**WORK TASK:** Reproduce only the lines from the one containing "Read all visible content and emit it as JSON." through the end of the data, exactly as they stand.

BEGIN DATA TO EXAMINE

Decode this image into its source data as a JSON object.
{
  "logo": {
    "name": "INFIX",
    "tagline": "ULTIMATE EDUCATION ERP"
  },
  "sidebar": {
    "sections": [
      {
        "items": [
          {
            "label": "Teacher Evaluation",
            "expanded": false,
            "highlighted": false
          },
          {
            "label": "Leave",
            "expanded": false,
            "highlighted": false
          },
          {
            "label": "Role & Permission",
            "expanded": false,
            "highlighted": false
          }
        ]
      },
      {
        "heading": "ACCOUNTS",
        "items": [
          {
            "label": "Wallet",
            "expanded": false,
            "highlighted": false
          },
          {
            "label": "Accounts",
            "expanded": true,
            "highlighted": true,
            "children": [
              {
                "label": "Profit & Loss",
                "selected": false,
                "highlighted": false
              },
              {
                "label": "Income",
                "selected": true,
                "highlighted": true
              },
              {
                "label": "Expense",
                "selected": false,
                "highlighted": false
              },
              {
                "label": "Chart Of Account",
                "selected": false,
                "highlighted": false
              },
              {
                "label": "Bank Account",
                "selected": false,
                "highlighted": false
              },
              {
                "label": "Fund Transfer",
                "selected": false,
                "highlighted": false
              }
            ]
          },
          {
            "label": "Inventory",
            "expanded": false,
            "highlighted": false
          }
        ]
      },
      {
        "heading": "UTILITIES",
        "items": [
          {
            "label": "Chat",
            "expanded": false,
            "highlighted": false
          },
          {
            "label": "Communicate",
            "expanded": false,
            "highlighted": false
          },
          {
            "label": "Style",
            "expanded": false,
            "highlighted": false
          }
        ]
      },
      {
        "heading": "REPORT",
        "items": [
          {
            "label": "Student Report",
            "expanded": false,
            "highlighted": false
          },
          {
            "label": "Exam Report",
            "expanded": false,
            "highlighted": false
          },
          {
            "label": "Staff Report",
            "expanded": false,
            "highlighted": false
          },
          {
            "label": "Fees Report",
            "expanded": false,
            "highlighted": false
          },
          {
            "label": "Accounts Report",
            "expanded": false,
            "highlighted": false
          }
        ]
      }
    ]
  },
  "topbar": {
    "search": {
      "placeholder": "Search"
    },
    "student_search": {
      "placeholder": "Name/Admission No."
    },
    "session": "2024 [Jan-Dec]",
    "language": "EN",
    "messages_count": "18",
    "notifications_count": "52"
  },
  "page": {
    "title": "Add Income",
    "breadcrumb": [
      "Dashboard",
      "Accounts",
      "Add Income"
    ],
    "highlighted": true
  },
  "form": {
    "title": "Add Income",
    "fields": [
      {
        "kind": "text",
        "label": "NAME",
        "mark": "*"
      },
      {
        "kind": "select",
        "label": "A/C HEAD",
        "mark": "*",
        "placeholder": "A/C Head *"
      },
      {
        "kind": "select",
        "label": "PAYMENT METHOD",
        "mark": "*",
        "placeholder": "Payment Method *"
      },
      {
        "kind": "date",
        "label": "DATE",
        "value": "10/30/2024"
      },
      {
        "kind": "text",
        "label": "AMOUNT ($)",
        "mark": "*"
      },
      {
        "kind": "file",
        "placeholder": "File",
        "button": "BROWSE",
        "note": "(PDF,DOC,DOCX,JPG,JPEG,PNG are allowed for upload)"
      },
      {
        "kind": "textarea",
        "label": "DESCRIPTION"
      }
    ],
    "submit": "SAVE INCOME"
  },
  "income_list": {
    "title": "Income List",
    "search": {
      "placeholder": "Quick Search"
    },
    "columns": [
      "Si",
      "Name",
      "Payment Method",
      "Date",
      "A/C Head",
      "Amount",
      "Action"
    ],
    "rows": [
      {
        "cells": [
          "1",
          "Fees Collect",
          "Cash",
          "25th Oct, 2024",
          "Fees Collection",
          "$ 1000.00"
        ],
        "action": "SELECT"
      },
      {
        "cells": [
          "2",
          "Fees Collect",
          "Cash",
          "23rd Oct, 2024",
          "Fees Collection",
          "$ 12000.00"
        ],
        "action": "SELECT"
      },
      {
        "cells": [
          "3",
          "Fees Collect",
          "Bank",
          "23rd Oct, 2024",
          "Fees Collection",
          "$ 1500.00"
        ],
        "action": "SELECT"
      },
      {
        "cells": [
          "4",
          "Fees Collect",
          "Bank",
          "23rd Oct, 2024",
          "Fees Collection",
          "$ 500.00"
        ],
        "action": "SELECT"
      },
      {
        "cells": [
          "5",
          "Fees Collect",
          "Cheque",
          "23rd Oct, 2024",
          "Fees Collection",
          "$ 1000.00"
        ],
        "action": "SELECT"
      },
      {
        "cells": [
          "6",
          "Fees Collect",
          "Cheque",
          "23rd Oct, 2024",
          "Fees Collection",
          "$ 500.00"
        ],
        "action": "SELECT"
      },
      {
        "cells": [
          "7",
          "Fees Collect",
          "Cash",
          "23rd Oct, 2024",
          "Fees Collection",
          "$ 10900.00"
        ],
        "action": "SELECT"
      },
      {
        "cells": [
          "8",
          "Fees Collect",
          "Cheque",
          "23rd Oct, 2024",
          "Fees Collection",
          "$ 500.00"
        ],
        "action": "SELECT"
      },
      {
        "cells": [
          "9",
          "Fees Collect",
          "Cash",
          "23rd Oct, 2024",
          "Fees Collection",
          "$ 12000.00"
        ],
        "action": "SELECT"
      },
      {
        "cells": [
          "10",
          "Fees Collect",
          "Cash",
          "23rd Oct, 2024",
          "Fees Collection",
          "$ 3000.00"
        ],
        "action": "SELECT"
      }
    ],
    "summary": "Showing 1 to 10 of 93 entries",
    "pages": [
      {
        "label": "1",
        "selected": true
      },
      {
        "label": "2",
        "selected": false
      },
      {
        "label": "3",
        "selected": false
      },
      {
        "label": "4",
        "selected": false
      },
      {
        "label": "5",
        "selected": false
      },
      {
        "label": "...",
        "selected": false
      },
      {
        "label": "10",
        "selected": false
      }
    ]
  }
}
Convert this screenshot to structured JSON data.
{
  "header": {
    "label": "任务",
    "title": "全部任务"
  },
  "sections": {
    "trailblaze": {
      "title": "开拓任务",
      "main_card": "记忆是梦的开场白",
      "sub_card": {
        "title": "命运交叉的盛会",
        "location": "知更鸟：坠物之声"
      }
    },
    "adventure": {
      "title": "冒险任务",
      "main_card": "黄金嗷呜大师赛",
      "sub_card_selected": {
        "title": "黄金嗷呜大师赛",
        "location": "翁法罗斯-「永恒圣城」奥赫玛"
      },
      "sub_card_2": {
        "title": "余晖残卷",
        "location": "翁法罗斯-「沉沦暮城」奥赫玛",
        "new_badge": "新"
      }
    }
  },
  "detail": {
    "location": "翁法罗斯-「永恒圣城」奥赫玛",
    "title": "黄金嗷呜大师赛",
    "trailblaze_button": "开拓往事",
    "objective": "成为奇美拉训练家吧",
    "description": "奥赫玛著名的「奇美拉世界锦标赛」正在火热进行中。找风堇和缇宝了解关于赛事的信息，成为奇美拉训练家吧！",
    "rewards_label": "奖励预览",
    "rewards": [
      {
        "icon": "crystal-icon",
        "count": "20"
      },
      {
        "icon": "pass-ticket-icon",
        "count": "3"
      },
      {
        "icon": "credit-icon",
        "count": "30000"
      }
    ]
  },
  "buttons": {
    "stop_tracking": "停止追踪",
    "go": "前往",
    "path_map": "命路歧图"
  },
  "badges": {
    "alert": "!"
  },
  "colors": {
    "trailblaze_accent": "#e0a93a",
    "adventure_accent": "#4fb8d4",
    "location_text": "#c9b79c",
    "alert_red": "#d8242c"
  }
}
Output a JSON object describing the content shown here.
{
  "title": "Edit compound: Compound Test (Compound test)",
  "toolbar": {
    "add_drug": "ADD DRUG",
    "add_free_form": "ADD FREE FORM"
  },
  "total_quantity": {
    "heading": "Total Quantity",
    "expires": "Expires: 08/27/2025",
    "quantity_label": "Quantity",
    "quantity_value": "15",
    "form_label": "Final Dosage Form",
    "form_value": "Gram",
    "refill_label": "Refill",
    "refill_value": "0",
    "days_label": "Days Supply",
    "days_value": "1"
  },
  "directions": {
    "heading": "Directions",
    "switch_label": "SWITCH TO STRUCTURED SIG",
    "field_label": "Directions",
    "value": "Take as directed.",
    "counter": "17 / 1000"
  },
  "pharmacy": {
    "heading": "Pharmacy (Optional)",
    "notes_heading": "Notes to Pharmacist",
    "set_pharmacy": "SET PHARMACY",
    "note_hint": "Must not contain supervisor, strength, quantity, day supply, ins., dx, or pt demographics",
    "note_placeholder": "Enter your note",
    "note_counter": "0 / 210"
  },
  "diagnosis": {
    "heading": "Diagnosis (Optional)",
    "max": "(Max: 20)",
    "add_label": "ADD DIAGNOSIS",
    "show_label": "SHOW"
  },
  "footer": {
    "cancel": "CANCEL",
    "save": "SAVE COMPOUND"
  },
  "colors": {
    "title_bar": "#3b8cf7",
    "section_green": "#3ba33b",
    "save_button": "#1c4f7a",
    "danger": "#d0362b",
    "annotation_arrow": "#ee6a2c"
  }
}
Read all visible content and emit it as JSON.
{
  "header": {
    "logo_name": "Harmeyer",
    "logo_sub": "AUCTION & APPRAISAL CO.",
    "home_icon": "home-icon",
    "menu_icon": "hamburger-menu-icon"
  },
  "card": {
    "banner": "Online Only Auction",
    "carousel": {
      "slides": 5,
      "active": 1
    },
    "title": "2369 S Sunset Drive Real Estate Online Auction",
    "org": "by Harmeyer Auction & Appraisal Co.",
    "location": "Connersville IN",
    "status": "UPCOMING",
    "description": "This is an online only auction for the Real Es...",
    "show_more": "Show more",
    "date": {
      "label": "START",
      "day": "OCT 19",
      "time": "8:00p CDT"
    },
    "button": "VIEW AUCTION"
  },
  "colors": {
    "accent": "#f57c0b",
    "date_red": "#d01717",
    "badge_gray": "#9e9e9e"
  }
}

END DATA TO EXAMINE

**EXERCISE ANSWER:**
Read all visible content and emit it as JSON.
{
  "header": {
    "logo_name": "Harmeyer",
    "logo_sub": "AUCTION & APPRAISAL CO.",
    "home_icon": "home-icon",
    "menu_icon": "hamburger-menu-icon"
  },
  "card": {
    "banner": "Online Only Auction",
    "carousel": {
      "slides": 5,
      "active": 1
    },
    "title": "2369 S Sunset Drive Real Estate Online Auction",
    "org": "by Harmeyer Auction & Appraisal Co.",
    "location": "Connersville IN",
    "status": "UPCOMING",
    "description": "This is an online only auction for the Real Es...",
    "show_more": "Show more",
    "date": {
      "label": "START",
      "day": "OCT 19",
      "time": "8:00p CDT"
    },
    "button": "VIEW AUCTION"
  },
  "colors": {
    "accent": "#f57c0b",
    "date_red": "#d01717",
    "badge_gray": "#9e9e9e"
  }
}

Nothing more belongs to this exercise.